▶ _Your instructions_
Scan the records below and report how many lines contain the word "JSON", giving the number by itself.

Collection entries
* * *

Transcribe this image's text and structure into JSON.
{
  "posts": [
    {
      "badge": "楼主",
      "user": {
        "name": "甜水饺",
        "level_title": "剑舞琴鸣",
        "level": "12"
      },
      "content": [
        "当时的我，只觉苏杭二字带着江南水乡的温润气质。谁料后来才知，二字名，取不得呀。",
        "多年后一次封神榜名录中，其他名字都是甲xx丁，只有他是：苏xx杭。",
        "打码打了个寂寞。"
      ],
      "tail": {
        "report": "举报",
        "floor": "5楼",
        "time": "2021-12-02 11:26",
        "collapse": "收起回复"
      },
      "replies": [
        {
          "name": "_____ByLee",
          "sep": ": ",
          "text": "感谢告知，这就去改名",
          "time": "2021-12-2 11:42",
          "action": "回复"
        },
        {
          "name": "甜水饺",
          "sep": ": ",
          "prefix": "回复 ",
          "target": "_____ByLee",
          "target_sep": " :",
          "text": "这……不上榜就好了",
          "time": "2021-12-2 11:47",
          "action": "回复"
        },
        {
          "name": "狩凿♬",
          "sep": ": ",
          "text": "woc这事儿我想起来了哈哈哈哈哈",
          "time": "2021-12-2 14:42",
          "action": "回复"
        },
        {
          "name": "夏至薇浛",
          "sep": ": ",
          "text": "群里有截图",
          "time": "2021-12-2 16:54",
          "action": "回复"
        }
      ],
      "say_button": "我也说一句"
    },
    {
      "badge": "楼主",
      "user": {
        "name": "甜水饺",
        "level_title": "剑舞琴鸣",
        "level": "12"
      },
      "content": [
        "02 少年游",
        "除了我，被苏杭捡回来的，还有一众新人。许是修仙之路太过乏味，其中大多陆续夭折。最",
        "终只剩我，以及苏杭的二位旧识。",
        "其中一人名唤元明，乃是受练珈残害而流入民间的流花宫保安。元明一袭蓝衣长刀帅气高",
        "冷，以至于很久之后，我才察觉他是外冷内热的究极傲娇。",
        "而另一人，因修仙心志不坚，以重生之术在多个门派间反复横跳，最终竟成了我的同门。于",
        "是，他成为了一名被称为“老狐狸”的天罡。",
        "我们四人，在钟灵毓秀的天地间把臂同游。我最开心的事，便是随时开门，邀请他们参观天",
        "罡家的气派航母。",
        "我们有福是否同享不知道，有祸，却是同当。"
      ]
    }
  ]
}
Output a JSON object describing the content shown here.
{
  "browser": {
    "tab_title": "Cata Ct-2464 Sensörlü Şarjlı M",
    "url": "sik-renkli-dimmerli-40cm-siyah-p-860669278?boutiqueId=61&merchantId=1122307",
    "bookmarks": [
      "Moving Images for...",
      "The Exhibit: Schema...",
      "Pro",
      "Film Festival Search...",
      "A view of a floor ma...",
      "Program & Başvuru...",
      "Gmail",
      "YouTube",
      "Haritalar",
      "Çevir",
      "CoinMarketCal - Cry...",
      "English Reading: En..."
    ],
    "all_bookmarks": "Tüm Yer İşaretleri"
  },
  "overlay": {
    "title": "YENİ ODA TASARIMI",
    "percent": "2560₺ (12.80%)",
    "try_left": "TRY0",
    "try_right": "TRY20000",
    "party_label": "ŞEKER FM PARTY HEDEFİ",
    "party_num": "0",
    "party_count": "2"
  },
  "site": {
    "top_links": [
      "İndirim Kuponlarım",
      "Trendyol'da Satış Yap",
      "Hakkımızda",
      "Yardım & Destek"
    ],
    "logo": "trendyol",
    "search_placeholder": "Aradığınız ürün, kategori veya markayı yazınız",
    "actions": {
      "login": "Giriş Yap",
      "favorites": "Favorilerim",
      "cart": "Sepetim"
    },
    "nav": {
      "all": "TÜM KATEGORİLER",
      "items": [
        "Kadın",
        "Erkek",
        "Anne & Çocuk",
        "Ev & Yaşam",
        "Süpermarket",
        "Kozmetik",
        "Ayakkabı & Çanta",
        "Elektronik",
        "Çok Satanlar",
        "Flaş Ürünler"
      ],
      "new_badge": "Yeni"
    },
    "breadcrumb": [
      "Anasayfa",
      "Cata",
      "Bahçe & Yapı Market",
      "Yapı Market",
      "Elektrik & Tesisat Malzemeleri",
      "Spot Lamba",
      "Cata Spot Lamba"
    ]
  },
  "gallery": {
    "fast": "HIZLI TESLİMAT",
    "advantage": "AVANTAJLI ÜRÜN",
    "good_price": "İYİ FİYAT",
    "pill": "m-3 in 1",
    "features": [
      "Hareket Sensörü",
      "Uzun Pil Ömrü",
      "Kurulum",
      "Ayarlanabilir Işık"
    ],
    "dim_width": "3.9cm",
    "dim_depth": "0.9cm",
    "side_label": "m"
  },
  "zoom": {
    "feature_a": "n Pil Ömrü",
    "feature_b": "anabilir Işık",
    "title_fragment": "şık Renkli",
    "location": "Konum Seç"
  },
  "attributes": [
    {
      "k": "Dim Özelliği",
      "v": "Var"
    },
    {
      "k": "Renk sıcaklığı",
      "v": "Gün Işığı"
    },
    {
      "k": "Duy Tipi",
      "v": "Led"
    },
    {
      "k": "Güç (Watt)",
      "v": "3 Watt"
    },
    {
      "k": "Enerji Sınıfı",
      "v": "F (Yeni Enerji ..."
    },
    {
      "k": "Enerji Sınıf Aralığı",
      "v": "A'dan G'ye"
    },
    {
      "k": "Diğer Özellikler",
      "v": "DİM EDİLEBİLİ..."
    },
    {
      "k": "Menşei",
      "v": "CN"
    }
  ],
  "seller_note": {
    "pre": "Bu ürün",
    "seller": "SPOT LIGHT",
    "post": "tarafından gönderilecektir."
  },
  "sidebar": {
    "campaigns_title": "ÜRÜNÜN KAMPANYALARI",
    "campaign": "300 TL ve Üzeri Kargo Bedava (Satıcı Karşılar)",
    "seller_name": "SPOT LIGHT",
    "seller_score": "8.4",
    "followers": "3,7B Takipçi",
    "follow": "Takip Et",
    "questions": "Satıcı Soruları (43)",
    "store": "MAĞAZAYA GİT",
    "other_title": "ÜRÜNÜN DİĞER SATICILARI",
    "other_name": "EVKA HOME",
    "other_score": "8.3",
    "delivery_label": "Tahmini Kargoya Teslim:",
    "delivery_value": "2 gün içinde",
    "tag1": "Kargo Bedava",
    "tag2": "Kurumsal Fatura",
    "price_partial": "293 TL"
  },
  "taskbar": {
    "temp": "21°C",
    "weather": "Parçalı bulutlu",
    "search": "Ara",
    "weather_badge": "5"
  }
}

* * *

▶ _Result of the task_
2